Tuesday, October 10, 2006
Being brought up in a tropical country, I have no idea about hibernation and migration that happen in four-season counties. Three years ago, I experienced the first snow in my life, in the mean time, I got the first lesson about animals hibernation and birds migration.
Today, in Barb's class, we read a science article about Monarch Butterfly migration. Whoa! Butterfly migration -- I didn't know about this before (hubby is correct, I am lack of reading). Every year at this moment, millions of Monarchs migrate between Mexico and the United States and Canada. They migrate more than 3,000 miles back and forth to winter homes. I wonder how these paper-thin wings and delicate bodies Monarchs can survive the rigors of long distance travel?

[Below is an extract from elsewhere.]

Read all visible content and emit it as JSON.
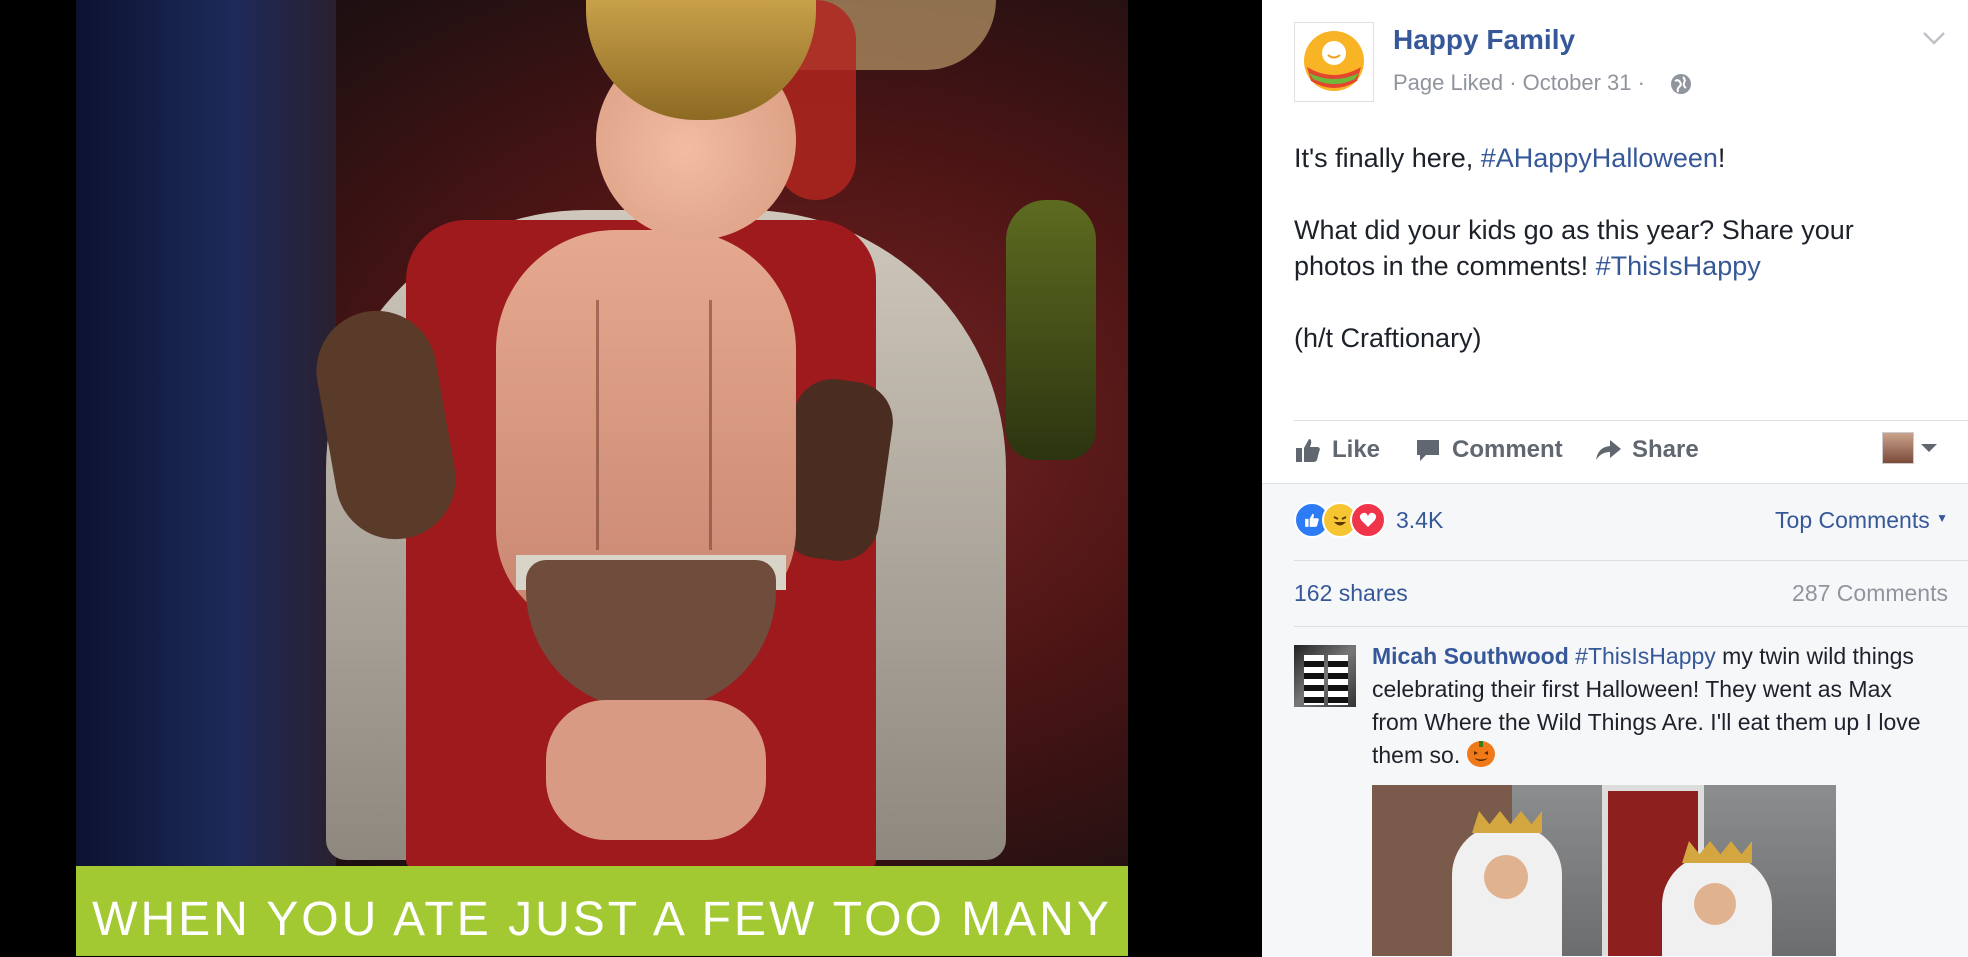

Monarchs don't have map -- so how do they know where they are going? Nobody knows the answer. Some have suggested they use the sun, mountains, and other landmarks to guide their homing system. One of the entomologist claimed that Monarchs are one of the few creatures on earth that can orient themselves both in latitude and longitude. When the sun at their latitude drops to about 57 degrees above the southern horizon, all Monarchs start migrating. But, so far, Monarch migration remains one of the great mysteries of the natural world.
We as human beings have to admit that when it comes to dealing with winter, a lot of creatures on the earth seem an awful smarter than humans. While we are shivering in the dark and griping about the weather, they simply head for a warmer climate.